In his letter of acceptance, dated 18 July 1790, he expressed his hope that the union between pastor and church would ‘be for God’s glory, for the good of precious souls, for your prosperity as a Church, and for my prosperity as your minister’.

He put ‘God’s glory’ in first place. If anything set the tone of his ministry it was this desire to see God glorified in his life and labours.

Fruitfulness

His ministry at Cannon Street occupied ten all-too-brief years. Yet they were years of great fruitfulness.

No fewer than 335 were baptised and received into membership during this period. This does not include those converted under his preaching who, for one reason or another, did not join his church. A Sunday school was started in 1795 and soon had some 1200 scholars.

At the heart of his preaching and spirituality was that key-note of Evangelicalism, the mercy of God displayed in the cross of Christ.

Writing one Sunday afternoon to William Summers, a friend residing in London, Pearce wrote that he had for his sermon that evening ‘the best subject of all in the Bible, Ephesians i.7 – Redemption! how welcome to the captive! Forgiveness! how delightful to the guilty! Grace! how pleasant to the heart of a saved sinner!’

Christ’s atoning death for sinners, he continued, is ‘the leading truth in the NT, … a doctrine I cannot but venerate; and to the Author of such a redemption my whole soul labours to exhaust itself in praise’.

In his final letter to his congregation, written on 31 May 1799, he reminded them that the gospel which he had preached among them for ten years, and in which he urged them to stand fast, was ‘the gospel of the grace of God; the gospel of free, full, everlasting salvation, founded on the sufferings and death of God manifest in the flesh’.

Struggles and convictions

People called Pearce ‘silver-tongued’ because of the intensity and power of his preaching. But there were times when preaching was a real struggle for him.

Writing to William Carey (1761-1834) in 1796, he told the Baptist missionary: ‘At some times, I question whether I ever knew the grace of God in truth; and at others I hesitate on the most important points of Christian faith …

‘When I am preparing for the pulpit, I fear I am going to avow fables for facts and doctrines of men for the truths of God. In conversation I am obliged to be silent, lest my tongue should belie my heart.

‘In prayer I know not what to say, and at times think prayer altogether useless. Yet I cannot wholly surrender my hope, or my profession. – Three things I find, above all others, tend to my preservation.

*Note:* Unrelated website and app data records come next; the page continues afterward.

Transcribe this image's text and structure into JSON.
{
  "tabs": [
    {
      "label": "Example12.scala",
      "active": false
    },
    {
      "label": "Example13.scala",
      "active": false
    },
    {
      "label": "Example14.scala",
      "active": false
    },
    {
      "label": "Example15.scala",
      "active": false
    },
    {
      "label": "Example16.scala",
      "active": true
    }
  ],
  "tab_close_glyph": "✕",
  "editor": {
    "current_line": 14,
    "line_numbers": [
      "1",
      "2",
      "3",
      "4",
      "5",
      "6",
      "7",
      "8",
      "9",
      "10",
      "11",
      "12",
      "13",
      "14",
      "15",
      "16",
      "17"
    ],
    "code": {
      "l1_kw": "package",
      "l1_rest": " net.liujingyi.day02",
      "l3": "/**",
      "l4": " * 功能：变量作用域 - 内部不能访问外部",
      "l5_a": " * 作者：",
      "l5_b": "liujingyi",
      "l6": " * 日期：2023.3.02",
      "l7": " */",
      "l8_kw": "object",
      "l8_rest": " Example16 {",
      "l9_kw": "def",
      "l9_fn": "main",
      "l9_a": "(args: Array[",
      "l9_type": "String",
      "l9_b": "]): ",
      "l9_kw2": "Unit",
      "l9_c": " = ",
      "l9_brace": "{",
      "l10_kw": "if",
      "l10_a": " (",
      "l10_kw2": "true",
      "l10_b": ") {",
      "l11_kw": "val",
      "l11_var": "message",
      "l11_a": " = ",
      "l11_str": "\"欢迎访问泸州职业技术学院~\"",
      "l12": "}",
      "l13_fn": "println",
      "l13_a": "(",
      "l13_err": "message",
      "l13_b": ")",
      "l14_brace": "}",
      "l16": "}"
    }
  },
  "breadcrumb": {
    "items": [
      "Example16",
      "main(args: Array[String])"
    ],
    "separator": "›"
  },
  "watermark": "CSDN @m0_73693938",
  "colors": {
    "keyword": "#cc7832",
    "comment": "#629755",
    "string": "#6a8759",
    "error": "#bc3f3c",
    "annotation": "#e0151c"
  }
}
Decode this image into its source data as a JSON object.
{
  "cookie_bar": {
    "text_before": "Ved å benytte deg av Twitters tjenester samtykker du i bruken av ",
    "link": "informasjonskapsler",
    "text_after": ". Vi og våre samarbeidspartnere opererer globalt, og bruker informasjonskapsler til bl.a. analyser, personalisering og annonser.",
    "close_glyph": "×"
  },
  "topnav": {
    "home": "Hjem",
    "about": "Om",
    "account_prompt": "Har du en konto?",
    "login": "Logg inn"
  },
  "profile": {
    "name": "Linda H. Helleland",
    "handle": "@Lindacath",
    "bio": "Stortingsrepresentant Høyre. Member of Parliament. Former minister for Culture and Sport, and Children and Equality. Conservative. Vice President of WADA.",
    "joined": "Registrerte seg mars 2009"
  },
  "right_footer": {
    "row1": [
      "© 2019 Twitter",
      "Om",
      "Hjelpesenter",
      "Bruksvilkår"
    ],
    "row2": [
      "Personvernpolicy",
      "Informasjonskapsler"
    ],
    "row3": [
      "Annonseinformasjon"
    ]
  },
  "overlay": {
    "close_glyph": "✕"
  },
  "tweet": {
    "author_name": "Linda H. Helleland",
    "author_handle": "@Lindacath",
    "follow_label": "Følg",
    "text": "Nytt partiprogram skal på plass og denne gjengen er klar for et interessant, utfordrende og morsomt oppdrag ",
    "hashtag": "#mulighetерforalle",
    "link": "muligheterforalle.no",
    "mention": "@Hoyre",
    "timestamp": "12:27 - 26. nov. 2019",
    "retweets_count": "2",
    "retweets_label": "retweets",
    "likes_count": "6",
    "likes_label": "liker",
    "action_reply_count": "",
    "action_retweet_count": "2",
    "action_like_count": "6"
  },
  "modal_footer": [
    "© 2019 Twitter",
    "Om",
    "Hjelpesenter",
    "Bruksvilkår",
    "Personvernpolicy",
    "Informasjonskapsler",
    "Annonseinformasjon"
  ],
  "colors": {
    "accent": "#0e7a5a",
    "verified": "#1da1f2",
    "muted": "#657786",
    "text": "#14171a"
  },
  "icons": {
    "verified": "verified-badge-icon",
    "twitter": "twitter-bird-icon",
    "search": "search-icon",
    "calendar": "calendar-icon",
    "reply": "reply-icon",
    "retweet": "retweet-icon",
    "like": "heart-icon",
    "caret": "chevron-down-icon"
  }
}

‘First, a recollection of time when, at once, I was brought to abandon the practice of sins which the fear of damnation could never bring me to relinquish before. Surely, I say, this must be the finger of God, according to the Scripture doctrine of regeneration.

‘Second, I feel such a consciousness of guilt that nothing but the gospel scheme can satisfy my mind respecting the hope of salvation.

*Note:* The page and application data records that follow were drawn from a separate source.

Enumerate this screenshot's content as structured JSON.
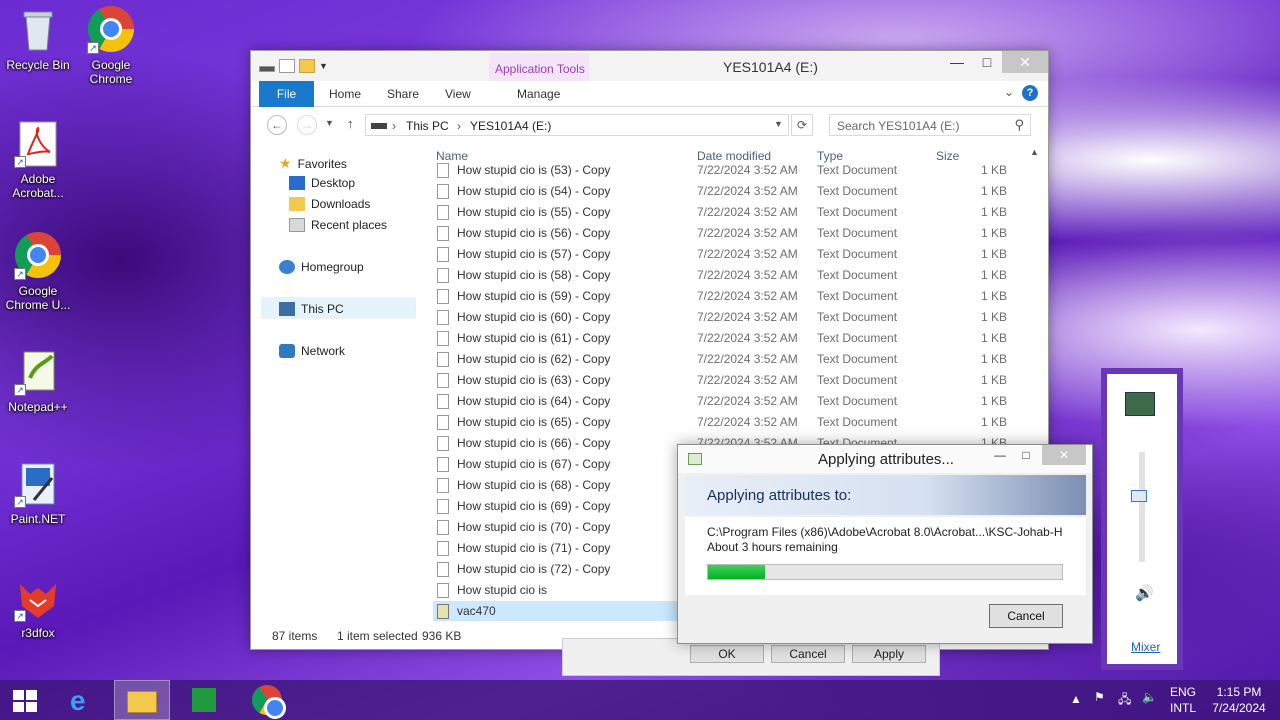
{
  "desktop": {
    "icons": [
      {
        "label": "Recycle Bin",
        "icon": "recycle-bin-icon"
      },
      {
        "label": "Google Chrome",
        "icon": "chrome-icon"
      },
      {
        "label": "Adobe Acrobat...",
        "icon": "acrobat-icon"
      },
      {
        "label": "Google Chrome U...",
        "icon": "chrome-icon"
      },
      {
        "label": "Notepad++",
        "icon": "notepadpp-icon"
      },
      {
        "label": "Paint.NET",
        "icon": "paintnet-icon"
      },
      {
        "label": "r3dfox",
        "icon": "r3dfox-icon"
      }
    ]
  },
  "explorer": {
    "title": "YES101A4 (E:)",
    "contextual_group": "Application Tools",
    "ribbon_tabs": [
      "File",
      "Home",
      "Share",
      "View",
      "Manage"
    ],
    "address": {
      "root": "This PC",
      "drive": "YES101A4 (E:)"
    },
    "search_placeholder": "Search YES101A4 (E:)",
    "nav": {
      "favorites": "Favorites",
      "desktop": "Desktop",
      "downloads": "Downloads",
      "recent": "Recent places",
      "homegroup": "Homegroup",
      "this_pc": "This PC",
      "network": "Network"
    },
    "columns": [
      "Name",
      "Date modified",
      "Type",
      "Size"
    ],
    "files": [
      {
        "name": "How stupid cio is (53) - Copy",
        "date": "7/22/2024 3:52 AM",
        "type": "Text Document",
        "size": "1 KB"
      },
      {
        "name": "How stupid cio is (54) - Copy",
        "date": "7/22/2024 3:52 AM",
        "type": "Text Document",
        "size": "1 KB"
      },
      {
        "name": "How stupid cio is (55) - Copy",
        "date": "7/22/2024 3:52 AM",
        "type": "Text Document",
        "size": "1 KB"
      },
      {
        "name": "How stupid cio is (56) - Copy",
        "date": "7/22/2024 3:52 AM",
        "type": "Text Document",
        "size": "1 KB"
      },
      {
        "name": "How stupid cio is (57) - Copy",
        "date": "7/22/2024 3:52 AM",
        "type": "Text Document",
        "size": "1 KB"
      },
      {
        "name": "How stupid cio is (58) - Copy",
        "date": "7/22/2024 3:52 AM",
        "type": "Text Document",
        "size": "1 KB"
      },
      {
        "name": "How stupid cio is (59) - Copy",
        "date": "7/22/2024 3:52 AM",
        "type": "Text Document",
        "size": "1 KB"
      },
      {
        "name": "How stupid cio is (60) - Copy",
        "date": "7/22/2024 3:52 AM",
        "type": "Text Document",
        "size": "1 KB"
      },
      {
        "name": "How stupid cio is (61) - Copy",
        "date": "7/22/2024 3:52 AM",
        "type": "Text Document",
        "size": "1 KB"
      },
      {
        "name": "How stupid cio is (62) - Copy",
        "date": "7/22/2024 3:52 AM",
        "type": "Text Document",
        "size": "1 KB"
      },
      {
        "name": "How stupid cio is (63) - Copy",
        "date": "7/22/2024 3:52 AM",
        "type": "Text Document",
        "size": "1 KB"
      },
      {
        "name": "How stupid cio is (64) - Copy",
        "date": "7/22/2024 3:52 AM",
        "type": "Text Document",
        "size": "1 KB"
      },
      {
        "name": "How stupid cio is (65) - Copy",
        "date": "7/22/2024 3:52 AM",
        "type": "Text Document",
        "size": "1 KB"
      },
      {
        "name": "How stupid cio is (66) - Copy",
        "date": "7/22/2024 3:52 AM",
        "type": "Text Document",
        "size": "1 KB"
      },
      {
        "name": "How stupid cio is (67) - Copy",
        "date": "",
        "type": "",
        "size": ""
      },
      {
        "name": "How stupid cio is (68) - Copy",
        "date": "",
        "type": "",
        "size": ""
      },
      {
        "name": "How stupid cio is (69) - Copy",
        "date": "",
        "type": "",
        "size": ""
      },
      {
        "name": "How stupid cio is (70) - Copy",
        "date": "",
        "type": "",
        "size": ""
      },
      {
        "name": "How stupid cio is (71) - Copy",
        "date": "",
        "type": "",
        "size": ""
      },
      {
        "name": "How stupid cio is (72) - Copy",
        "date": "",
        "type": "",
        "size": ""
      },
      {
        "name": "How stupid cio is",
        "date": "",
        "type": "",
        "size": ""
      },
      {
        "name": "vac470",
        "date": "",
        "type": "",
        "size": ""
      }
    ],
    "status": {
      "items": "87 items",
      "selected": "1 item selected",
      "size": "936 KB"
    }
  },
  "behind_dialog": {
    "ok": "OK",
    "cancel": "Cancel",
    "apply": "Apply"
  },
  "apply_dialog": {
    "title": "Applying attributes...",
    "heading": "Applying attributes to:",
    "path": "C:\\Program Files (x86)\\Adobe\\Acrobat 8.0\\Acrobat...\\KSC-Johab-H",
    "remaining": "About 3 hours remaining",
    "progress": 0.16,
    "cancel": "Cancel"
  },
  "volume": {
    "mixer": "Mixer",
    "level": 0.6
  },
  "taskbar": {
    "lang_top": "ENG",
    "lang_bottom": "INTL",
    "time": "1:15 PM",
    "date": "7/24/2024"
  },
  "colors": {
    "accent": "#1979ca",
    "progress": "#06b025",
    "app_tools": "#9b3fb0"
  }
}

‘And, thirdly, I see that what true devotion does appear in the world, seems only to be found among those to whom Christ is precious.’

Sovereign love

A handful of his sermons were published, as well as the circular letter he drew up for the Midland Baptist Association in 1795 entitled Doctrine of Salvation by Free Grace Alone. A good perspective on his thought may be found in the following extract from this letter:

‘We renounce everything in point of our acceptance with God, but his free grace alone which justifies the ungodly, still treading in the steps of our venerable forefathers, the compilers of the Baptist Confession of Faith … In this point do all the other lines of our confession meet. For if it be admitted that justification is an act of free grace in God without any respect to the merit or demerit of the person justified;

‘Then the doctrines of Jehovah’s sovereign love in choosing to himself a people from before the foundation of the world, his sending his Son to expiate their guilt, his effectual operations upon their hearts, and his perfecting the work he has begun in them until those whom he justifies he also glorifies, will be embraced as necessary parts of the glorious scheme of our salvation.’

Tags:
Historical